Estate planning is based on legal principles that are followed by all estate planning attorneys. While each state has its own probate code, or set of laws, the Uniform Probate Code was drafted by the National Conference of Commissioners on Uniform State Laws (NCCUSL). This set of laws governs inheritance and estate laws in the United States. The original purpose of the Uniform Probate Code was to simplify the process of probating an estate and to make laws governing wills, trusts, and estates more standardized or uniform. The Uniform Probate Code deals, primarily, with the law of wills, intestate succession and donative transfers. It also covers laws relating to gratuitous wealth transfer (gifts).
What does the Uniform Probate Code include?
The Uniform Probate Code is organized into seven distinct “articles” or sections. Article I of the Uniform Probate Code encompasses the general provisions needed to understand the substantive legal provisions in the rest of the code. These provisions include definitions and jurisdictional rules.
Article II addresses wills and intestate succession. Wills are the legal documents that describe how you want your estate to be distributed at your death. “Intestate succession” is the legal process that must be followed if someone dies without a will. Article III of the Uniform Probate Code discusses wills in more depth, including the administration of estates.
Article IV governs the process of probating an estate that happens to be located in a different state from the state where the decedent resides. Article V of the Uniform Probate Code governs protection of disabled individuals and their property. Article VI pertains to transfers of property that are unrelated to probate. Finally, Article VII of the Uniform Probate Code deals with the administration of trusts.
Do all states follow the Uniform Probate Code?

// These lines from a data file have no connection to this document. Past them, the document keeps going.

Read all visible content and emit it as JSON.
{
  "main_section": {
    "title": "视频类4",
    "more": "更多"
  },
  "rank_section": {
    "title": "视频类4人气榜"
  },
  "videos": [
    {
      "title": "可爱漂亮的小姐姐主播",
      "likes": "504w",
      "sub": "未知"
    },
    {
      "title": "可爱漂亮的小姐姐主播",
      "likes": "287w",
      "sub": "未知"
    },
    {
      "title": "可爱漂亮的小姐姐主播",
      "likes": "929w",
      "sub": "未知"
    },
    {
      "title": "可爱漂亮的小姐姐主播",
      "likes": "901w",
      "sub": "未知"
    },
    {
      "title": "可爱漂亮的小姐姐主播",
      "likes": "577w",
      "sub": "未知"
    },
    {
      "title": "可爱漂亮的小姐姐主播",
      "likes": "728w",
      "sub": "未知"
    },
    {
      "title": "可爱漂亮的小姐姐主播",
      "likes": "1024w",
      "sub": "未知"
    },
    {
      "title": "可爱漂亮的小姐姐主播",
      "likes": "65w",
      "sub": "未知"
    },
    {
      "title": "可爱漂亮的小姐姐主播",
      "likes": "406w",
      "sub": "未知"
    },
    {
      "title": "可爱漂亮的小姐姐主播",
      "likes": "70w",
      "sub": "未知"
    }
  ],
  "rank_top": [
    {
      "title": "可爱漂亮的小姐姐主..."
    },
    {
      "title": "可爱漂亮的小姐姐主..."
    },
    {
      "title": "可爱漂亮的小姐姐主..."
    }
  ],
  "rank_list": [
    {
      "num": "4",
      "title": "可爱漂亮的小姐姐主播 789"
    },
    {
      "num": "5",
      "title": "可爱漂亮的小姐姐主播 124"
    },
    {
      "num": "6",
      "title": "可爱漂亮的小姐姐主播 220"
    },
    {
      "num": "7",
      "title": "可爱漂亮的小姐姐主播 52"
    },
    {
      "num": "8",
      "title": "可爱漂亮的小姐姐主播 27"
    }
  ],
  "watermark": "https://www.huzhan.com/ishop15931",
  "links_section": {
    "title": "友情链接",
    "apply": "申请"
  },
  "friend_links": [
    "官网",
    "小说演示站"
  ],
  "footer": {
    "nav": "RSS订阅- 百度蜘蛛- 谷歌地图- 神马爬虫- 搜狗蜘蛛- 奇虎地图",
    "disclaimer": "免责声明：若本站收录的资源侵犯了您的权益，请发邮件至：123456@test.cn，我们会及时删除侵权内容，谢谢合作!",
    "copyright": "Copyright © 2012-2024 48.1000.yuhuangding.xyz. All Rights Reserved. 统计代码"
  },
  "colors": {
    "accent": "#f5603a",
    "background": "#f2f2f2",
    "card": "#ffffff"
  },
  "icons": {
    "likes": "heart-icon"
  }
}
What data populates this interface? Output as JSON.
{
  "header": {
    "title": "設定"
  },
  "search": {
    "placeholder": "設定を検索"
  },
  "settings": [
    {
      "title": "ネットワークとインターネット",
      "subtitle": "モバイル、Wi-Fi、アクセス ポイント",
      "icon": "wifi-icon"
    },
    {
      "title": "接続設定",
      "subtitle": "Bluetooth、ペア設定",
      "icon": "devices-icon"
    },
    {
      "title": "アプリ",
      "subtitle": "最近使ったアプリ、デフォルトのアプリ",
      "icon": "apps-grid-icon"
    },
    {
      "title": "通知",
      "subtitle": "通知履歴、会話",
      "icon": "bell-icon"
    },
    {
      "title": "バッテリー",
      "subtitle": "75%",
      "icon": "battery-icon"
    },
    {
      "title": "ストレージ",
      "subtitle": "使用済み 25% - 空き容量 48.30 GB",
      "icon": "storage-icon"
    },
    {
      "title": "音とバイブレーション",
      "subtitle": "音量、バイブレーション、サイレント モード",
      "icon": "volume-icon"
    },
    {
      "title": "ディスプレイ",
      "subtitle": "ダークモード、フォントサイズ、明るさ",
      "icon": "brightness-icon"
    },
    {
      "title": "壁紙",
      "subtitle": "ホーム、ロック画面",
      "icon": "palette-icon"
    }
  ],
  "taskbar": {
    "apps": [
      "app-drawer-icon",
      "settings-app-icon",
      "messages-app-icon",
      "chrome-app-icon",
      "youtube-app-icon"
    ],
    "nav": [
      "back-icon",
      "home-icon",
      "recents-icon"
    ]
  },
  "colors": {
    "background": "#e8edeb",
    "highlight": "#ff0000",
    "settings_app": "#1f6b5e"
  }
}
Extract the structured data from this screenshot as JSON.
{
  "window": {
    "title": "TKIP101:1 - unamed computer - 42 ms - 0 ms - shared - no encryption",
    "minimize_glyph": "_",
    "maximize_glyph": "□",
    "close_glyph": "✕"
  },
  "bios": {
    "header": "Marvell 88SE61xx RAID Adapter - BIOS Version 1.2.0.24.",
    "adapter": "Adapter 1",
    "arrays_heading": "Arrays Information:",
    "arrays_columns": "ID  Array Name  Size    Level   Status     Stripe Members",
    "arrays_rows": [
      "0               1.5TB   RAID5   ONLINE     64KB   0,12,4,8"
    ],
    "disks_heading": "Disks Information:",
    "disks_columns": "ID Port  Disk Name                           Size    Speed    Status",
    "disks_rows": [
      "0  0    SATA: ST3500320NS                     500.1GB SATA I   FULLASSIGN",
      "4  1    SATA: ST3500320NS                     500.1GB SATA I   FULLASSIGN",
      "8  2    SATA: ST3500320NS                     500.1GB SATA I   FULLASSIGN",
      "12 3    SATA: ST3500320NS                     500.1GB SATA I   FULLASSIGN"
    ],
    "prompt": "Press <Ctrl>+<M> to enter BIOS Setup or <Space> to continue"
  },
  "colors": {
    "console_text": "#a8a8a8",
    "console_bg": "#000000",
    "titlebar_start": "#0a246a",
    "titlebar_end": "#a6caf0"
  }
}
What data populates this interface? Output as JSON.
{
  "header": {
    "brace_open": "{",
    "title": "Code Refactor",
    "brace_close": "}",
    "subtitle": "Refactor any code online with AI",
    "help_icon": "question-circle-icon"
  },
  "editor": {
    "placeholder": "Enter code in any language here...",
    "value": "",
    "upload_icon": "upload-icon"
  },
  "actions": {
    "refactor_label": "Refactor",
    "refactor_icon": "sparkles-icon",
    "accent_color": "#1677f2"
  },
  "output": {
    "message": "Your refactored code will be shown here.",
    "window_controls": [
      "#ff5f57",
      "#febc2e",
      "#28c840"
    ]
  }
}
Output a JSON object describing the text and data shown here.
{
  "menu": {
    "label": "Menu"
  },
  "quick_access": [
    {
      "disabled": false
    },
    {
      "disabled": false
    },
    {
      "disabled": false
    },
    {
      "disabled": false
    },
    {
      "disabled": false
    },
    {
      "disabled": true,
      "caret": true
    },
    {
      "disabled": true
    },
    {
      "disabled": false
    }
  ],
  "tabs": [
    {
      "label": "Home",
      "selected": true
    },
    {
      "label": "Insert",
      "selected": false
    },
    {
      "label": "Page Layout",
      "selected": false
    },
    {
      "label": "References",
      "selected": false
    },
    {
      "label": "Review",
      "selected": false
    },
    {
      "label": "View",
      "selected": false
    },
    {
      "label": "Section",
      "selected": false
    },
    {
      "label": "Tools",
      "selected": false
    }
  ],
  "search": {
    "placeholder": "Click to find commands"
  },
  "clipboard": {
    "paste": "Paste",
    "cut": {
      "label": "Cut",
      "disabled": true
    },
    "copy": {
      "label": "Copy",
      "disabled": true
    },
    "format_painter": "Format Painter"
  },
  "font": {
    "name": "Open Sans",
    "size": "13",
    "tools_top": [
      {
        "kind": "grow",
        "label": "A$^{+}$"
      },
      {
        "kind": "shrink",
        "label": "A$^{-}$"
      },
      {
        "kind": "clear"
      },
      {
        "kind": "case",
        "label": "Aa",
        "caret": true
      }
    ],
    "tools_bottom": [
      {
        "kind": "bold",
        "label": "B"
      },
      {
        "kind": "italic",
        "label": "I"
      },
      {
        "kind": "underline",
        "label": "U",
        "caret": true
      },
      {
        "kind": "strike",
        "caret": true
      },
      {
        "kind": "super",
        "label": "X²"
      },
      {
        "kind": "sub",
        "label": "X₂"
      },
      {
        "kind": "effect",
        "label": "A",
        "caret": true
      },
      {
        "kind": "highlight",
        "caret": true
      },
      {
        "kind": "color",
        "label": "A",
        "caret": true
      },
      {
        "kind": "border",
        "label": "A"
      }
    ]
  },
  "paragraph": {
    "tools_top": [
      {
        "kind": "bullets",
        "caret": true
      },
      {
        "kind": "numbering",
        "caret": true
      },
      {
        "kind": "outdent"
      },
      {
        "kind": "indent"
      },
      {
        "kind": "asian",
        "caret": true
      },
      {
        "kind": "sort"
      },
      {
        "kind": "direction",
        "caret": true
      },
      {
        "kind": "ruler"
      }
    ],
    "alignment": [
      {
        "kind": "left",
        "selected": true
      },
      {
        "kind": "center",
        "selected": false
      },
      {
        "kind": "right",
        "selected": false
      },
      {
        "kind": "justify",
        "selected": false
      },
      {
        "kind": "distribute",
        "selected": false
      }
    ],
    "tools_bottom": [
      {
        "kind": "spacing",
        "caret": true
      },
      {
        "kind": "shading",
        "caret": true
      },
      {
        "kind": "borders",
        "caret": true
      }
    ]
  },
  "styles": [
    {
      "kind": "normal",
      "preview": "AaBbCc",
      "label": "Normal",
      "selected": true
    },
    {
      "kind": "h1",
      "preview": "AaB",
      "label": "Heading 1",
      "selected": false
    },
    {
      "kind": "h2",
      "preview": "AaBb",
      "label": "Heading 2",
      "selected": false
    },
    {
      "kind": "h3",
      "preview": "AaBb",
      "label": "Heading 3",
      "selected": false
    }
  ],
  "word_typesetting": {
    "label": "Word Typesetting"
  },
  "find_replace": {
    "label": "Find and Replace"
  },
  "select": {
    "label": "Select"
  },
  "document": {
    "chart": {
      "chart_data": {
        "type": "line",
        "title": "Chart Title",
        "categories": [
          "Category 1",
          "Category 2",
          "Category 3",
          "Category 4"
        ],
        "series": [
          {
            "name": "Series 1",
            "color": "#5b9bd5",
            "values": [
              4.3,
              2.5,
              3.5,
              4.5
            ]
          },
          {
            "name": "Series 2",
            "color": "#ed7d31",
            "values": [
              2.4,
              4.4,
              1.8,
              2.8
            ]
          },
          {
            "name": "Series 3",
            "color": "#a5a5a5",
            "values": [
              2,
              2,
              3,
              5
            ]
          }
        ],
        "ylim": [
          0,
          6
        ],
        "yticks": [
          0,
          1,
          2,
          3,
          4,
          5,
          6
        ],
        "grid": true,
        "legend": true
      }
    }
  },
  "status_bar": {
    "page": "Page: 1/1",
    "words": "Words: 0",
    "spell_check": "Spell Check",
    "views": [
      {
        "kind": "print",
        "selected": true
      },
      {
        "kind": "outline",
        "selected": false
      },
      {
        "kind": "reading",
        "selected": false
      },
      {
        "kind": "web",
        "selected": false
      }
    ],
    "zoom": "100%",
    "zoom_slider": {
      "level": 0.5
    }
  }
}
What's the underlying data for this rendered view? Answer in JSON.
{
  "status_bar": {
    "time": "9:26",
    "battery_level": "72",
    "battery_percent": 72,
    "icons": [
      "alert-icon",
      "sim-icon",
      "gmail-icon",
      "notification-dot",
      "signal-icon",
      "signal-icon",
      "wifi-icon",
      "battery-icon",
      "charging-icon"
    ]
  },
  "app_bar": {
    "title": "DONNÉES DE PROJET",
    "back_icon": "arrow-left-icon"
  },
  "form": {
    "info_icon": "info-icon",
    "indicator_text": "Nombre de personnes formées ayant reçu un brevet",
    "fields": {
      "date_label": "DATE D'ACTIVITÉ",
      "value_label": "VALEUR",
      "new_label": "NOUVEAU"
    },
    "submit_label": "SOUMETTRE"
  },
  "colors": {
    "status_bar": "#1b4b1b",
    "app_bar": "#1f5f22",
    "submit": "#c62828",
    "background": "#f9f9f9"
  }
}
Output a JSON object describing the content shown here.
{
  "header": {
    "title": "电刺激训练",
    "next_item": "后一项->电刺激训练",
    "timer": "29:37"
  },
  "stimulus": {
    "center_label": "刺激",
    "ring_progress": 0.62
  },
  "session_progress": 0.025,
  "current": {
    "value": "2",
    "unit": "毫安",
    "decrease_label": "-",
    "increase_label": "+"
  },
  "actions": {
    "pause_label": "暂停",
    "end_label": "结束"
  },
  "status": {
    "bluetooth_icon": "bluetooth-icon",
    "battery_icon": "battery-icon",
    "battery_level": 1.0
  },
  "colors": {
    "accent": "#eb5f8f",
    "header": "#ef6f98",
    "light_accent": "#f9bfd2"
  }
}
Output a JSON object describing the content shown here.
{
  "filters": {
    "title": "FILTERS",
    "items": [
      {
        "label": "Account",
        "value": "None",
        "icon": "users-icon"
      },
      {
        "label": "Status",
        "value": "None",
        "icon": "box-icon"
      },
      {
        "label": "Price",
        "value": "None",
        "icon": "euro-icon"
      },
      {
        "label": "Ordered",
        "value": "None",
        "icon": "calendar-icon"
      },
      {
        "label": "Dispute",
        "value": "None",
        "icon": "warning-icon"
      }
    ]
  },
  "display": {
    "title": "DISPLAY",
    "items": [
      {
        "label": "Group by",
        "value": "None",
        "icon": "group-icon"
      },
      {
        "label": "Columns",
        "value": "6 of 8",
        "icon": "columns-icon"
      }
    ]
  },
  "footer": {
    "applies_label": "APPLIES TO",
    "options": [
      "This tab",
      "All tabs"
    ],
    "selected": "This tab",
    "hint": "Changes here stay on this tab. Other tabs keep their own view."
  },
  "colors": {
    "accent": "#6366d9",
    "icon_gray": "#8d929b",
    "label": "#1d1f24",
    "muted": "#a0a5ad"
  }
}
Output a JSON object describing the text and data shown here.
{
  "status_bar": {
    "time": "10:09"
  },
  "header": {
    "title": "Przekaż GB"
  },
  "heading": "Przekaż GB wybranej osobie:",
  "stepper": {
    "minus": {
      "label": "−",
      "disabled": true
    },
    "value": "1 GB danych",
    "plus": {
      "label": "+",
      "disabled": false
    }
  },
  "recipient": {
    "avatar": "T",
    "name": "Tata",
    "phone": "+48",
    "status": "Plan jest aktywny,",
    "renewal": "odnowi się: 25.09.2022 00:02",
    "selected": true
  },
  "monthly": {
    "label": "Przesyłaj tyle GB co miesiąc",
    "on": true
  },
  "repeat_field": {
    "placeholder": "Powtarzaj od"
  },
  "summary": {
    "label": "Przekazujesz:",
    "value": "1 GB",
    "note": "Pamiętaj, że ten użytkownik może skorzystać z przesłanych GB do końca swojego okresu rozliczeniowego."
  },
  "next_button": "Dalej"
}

In the United States, our legal system is set up so that both federal and state governments have the independent authority to enact their own laws, as long as those laws comply with U.S. constitutional requirements. The Uniform Probate Code was first drafted in 1969 with the expectation that all 50 states would adopt its provisions. However, the original version was only adopted by sixteen states and California was not one of them.
Currently, approximately one-third of all states have adopted the Uniform Probate Code in some amended form. Even among the jurisdictions that have chosen to adopt the code, most have made significant modifications. It appears, then that the Uniform Probate Code did not achieve its original goal of standardizing probate law in the country.
Are Estate Planning Attorneys knowledgeable about probate law?
All attorneys who consider themselves estate planning attorneys will be familiar with and experienced in probate law. That means they will know the specific legal requirements of the state where they practice, as well as any relevant federal probate or tax laws. That is what makes estate planning attorneys competent to handle not only the drafting of a will or other estate planning tool, but also to handle any complications or disputes that may arise.